Third place in the championship means Gardemeister will be third to start the opening leg. "When it's dry the roads have a lot of slippery loose gravel on the surface so it's better to start further back in the order, by which time the gravel has been swept away," he said. "Third isn't ideal but it's much better than first. The problem isn't so great in New Zealand as elsewhere. The rally is so fast and there aren't many tight corners, which is where a driver loses traction and grip on the loose stones."
Gardemeister has recovered from the heavy 'flu which affected him throughout Rally Mexico. "I've had a good couple of weeks in Finland since returning from Mexico. I've been running and walking to maintain my fitness and I feel much better now," he added.
In contrast to his team-mate's experience, Kresta has never competed in New Zealand before. However, lack of experience does not seem a handicap to the Czech driver, who ran as high as sixth overall in Mexico earlier this month before retiring his BP Ultimate-branded Focus RS.

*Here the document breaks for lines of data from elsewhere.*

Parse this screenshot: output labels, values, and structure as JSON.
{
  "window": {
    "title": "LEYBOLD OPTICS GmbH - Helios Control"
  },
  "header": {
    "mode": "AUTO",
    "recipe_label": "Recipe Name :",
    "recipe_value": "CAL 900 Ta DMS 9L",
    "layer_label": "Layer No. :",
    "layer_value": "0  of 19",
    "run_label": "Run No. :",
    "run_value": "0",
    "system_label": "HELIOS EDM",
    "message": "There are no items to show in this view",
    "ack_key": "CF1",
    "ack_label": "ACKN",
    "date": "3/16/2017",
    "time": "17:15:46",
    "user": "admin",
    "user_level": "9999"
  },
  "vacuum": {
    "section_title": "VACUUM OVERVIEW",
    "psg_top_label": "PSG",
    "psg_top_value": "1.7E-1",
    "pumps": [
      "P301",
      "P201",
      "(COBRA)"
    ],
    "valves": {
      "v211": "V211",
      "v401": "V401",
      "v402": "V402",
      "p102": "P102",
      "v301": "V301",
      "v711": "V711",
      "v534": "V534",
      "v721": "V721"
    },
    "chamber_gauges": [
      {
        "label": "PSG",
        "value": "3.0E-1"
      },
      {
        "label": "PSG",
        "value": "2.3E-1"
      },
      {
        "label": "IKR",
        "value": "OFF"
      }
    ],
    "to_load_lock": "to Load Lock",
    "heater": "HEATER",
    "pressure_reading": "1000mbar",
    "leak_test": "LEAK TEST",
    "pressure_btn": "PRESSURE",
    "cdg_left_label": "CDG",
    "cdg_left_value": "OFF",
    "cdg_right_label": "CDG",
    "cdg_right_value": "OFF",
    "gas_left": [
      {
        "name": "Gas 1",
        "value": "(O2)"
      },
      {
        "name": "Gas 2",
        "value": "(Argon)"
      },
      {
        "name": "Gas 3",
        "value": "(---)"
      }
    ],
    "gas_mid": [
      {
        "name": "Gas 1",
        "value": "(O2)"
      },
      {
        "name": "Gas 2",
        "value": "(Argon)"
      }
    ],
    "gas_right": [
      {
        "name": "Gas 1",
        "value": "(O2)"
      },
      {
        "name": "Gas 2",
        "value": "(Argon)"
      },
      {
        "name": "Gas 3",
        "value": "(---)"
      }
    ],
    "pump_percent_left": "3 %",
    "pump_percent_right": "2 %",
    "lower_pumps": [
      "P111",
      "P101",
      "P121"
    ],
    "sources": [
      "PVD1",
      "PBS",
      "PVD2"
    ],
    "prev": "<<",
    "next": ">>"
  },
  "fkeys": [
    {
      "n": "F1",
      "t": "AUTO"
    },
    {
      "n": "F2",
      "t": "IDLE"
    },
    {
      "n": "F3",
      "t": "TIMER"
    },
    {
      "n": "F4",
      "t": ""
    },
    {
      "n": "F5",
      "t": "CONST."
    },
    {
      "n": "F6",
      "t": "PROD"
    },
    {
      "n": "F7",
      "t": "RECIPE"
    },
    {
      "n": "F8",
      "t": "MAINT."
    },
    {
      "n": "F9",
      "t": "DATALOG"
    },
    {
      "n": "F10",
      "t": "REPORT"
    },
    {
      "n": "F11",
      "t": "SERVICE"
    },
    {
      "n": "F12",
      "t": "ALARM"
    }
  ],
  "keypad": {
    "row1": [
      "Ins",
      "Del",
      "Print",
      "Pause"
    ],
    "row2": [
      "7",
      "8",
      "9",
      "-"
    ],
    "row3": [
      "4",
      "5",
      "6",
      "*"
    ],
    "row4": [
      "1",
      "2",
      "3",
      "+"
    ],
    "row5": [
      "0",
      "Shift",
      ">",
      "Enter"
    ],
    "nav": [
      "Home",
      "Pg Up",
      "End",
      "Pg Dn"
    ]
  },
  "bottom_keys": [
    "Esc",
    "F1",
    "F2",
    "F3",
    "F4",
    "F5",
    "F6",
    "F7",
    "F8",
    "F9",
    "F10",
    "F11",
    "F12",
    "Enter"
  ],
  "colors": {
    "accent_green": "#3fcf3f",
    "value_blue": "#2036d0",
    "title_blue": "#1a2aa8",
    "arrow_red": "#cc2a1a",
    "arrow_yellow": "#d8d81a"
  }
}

"Every rally this season has been one of learning for me," said 28-year-old Kresta. "But despite this I scored driver points in both Monte Carlo and Sweden and was lying in the points in Mexico before retiring. I'm aiming for another points finish in New Zealand, but the most important aspect for me is to learn as much as I can about the event.

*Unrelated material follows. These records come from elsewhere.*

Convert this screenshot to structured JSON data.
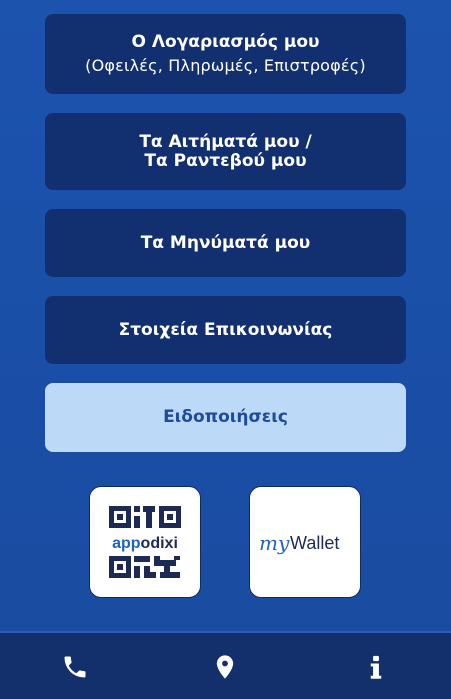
{
  "menu": {
    "account_title": "Ο Λογαριασμός μου",
    "account_sub": "(Οφειλές, Πληρωμές, Επιστροφές)",
    "requests_line1": "Τα Αιτήματά μου /",
    "requests_line2": "Τα Ραντεβού μου",
    "messages": "Τα Μηνύματά μου",
    "contact": "Στοιχεία Επικοινωνίας",
    "notifications": "Ειδοποιήσεις"
  },
  "apps": {
    "appodixi_prefix": "app",
    "appodixi_suffix": "odixi",
    "mywallet_my": "my",
    "mywallet_wallet": "Wallet"
  },
  "icons": {
    "nav": [
      "phone-icon",
      "location-pin-icon",
      "info-icon"
    ]
  },
  "colors": {
    "background": "#1c53ad",
    "button_dark": "#12306f",
    "button_light": "#bcd9f7",
    "accent_text": "#1d4c9b",
    "bottom_bar": "#13306c"
  }
}
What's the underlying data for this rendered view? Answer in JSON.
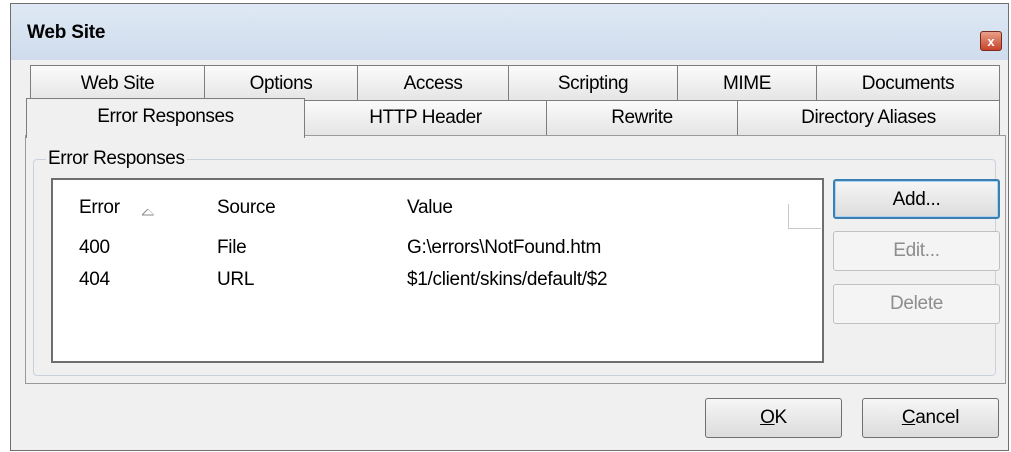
{
  "window": {
    "title": "Web Site",
    "close_glyph": "x"
  },
  "tabs": {
    "row1": [
      "Web Site",
      "Options",
      "Access",
      "Scripting",
      "MIME",
      "Documents"
    ],
    "row2": [
      "Error Responses",
      "HTTP Header",
      "Rewrite",
      "Directory Aliases"
    ],
    "active": "Error Responses"
  },
  "group": {
    "label": "Error Responses"
  },
  "list": {
    "columns": [
      "Error",
      "Source",
      "Value"
    ],
    "sort_column": "Error",
    "sort_icon": "sort-ascending-icon",
    "rows": [
      [
        "400",
        "File",
        "G:\\errors\\NotFound.htm"
      ],
      [
        "404",
        "URL",
        "$1/client/skins/default/$2"
      ]
    ]
  },
  "buttons": {
    "add": "Add...",
    "edit": "Edit...",
    "delete": "Delete",
    "ok_mnemonic": "O",
    "ok_rest": "K",
    "cancel_mnemonic": "C",
    "cancel_rest": "ancel"
  },
  "colors": {
    "titlebar": "#d7e3f1",
    "close": "#c7432a",
    "dialog_bg": "#f0f0f0",
    "default_button_border": "#3c7fb1"
  }
}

"I think the special stages will be fast and enjoyable to drive. I have been nominated here by Ford so it's important for me to aim for a good result to score manufacturer points. But I don't want to take any risks, especially early in the event, because it's also necessary for me to finish the rally to understand the nature of the roads and gain as much experience as I can," added Kresta.
* Antony Warmbold and Michael Orr aim to continue their progress after scoring a career-best seventh place in Mexico earlier this month. The German driver will be making his third appearance in New Zealand at the wheel of an M-Sport-run Focus RS. His best result was 19th last year. Argentines Luis Perez Companc and Jose Maria Volta will make their debut in a privately-run Focus RS. The Buenos Aires-based duo will also drive an M-Sport-prepared car on the first of a two-event programme, which ends with July's Rally Argentina.

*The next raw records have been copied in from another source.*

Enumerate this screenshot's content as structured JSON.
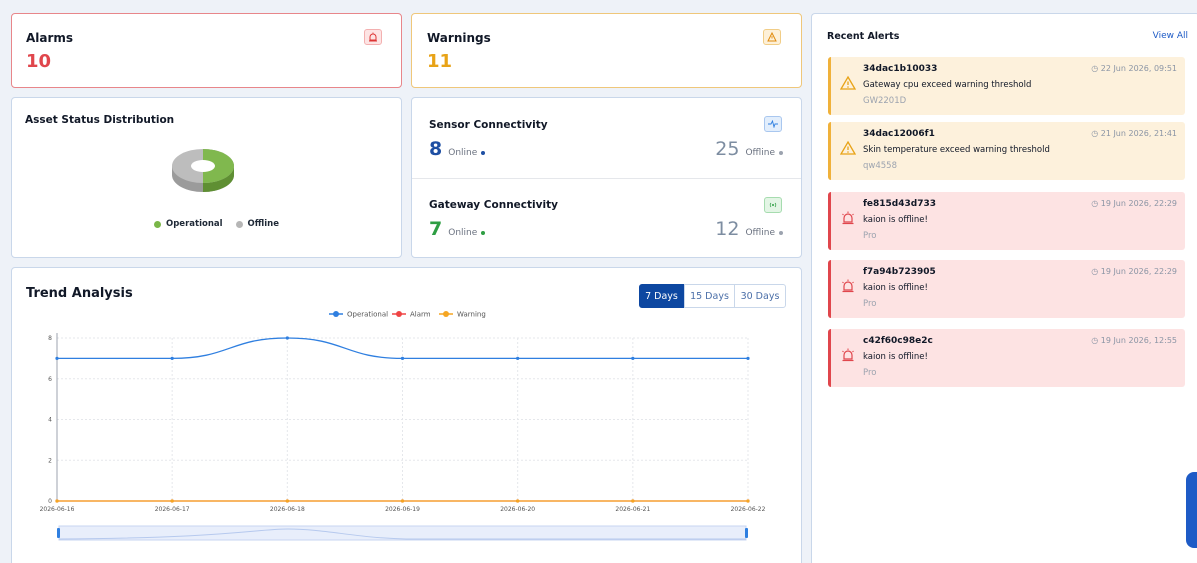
{
  "alarms": {
    "label": "Alarms",
    "value": "10",
    "color": "#e0464c",
    "icon": "siren-icon"
  },
  "warnings": {
    "label": "Warnings",
    "value": "11",
    "color": "#eab308",
    "icon": "warning-icon"
  },
  "asset_status": {
    "title": "Asset Status Distribution",
    "legend": [
      {
        "label": "Operational",
        "color": "#7ab648"
      },
      {
        "label": "Offline",
        "color": "#b6b6b6"
      }
    ]
  },
  "sensor": {
    "title": "Sensor Connectivity",
    "online": "8",
    "online_label": "Online",
    "offline": "25",
    "offline_label": "Offline",
    "icon": "activity-icon"
  },
  "gateway": {
    "title": "Gateway Connectivity",
    "online": "7",
    "online_label": "Online",
    "offline": "12",
    "offline_label": "Offline",
    "icon": "broadcast-icon"
  },
  "trend": {
    "title": "Trend Analysis",
    "ranges": [
      "7 Days",
      "15 Days",
      "30 Days"
    ],
    "active_range": "7 Days"
  },
  "chart_data": {
    "type": "line",
    "x": [
      "2026-06-16",
      "2026-06-17",
      "2026-06-18",
      "2026-06-19",
      "2026-06-20",
      "2026-06-21",
      "2026-06-22"
    ],
    "series": [
      {
        "name": "Operational",
        "values": [
          7,
          7,
          8,
          7,
          7,
          7,
          7
        ],
        "color": "#2f7fe0"
      },
      {
        "name": "Alarm",
        "values": [
          0,
          0,
          0,
          0,
          0,
          0,
          0
        ],
        "color": "#ef4444"
      },
      {
        "name": "Warning",
        "values": [
          0,
          0,
          0,
          0,
          0,
          0,
          0
        ],
        "color": "#f5a623"
      }
    ],
    "ylim": [
      0,
      8
    ],
    "yticks": [
      "0",
      "2",
      "4",
      "6",
      "8"
    ],
    "grid": true,
    "legend": "top-center"
  },
  "recent_alerts": {
    "title": "Recent Alerts",
    "view_all": "View All",
    "items": [
      {
        "id": "34dac1b10033",
        "message": "Gateway cpu exceed warning threshold",
        "source": "GW2201D",
        "time": "22 Jun 2026, 09:51",
        "level": "warning"
      },
      {
        "id": "34dac12006f1",
        "message": "Skin temperature exceed warning threshold",
        "source": "qw4558",
        "time": "21 Jun 2026, 21:41",
        "level": "warning"
      },
      {
        "id": "fe815d43d733",
        "message": "kaion is offline!",
        "source": "Pro",
        "time": "19 Jun 2026, 22:29",
        "level": "alarm"
      },
      {
        "id": "f7a94b723905",
        "message": "kaion is offline!",
        "source": "Pro",
        "time": "19 Jun 2026, 22:29",
        "level": "alarm"
      },
      {
        "id": "c42f60c98e2c",
        "message": "kaion is offline!",
        "source": "Pro",
        "time": "19 Jun 2026, 12:55",
        "level": "alarm"
      }
    ]
  }
}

* BP-Ford has nominated Michelin's Z pattern tyre for the event. Designed for a clear and hard surface, the Z tyre has a relatively compact tread pattern to ensure the maximum amount of rubber is in contact with the road for the best possible grip and traction. If the weather is wet or the roads have more loose gravel on them then expected, the team can cut the Z tyre to a ZA pattern. It is a more open tread, designed to penetrate the loose surface in search of firmer ground deeper down.
* Gardemeister celebrated his 30th birthday yesterday on a promotional tour in Australia. He was in Melbourne where he met V8 Supercar driver Jason Bright and visited the Australian's Castrol-backed Ford Performance Racing team. He then attended the Australian Rules Football clash between Carlton and Essendon at the famous Melbourne Cricket Ground stadium, home of the 2006 Commonwealth Games.
The event follows broadly the same format as last year. After a ceremonial start on Thursday evening close to yachting's Americas Cup village in Auckland's Viaduct Harbour, the opening two days' are based close to the Paparoa service park in the Northland region, almost 150km north. The second leg ends with two runs at the spectacular floodlit super special stage at Manukau, on the edge of Auckland. The final leg comprises the superb west coast tests near Raglan, 160km south of the city. It includes two passes over the classic Whaanga Coast test, which hugs the Tasman Sea coastline and is rated by many as the best stage in the entire championship. All stages are identical to 2004, with the exception of one new test on each of the opening two legs. There are 20 stages in all and drivers face 356km of competition in a route of 1128.48km.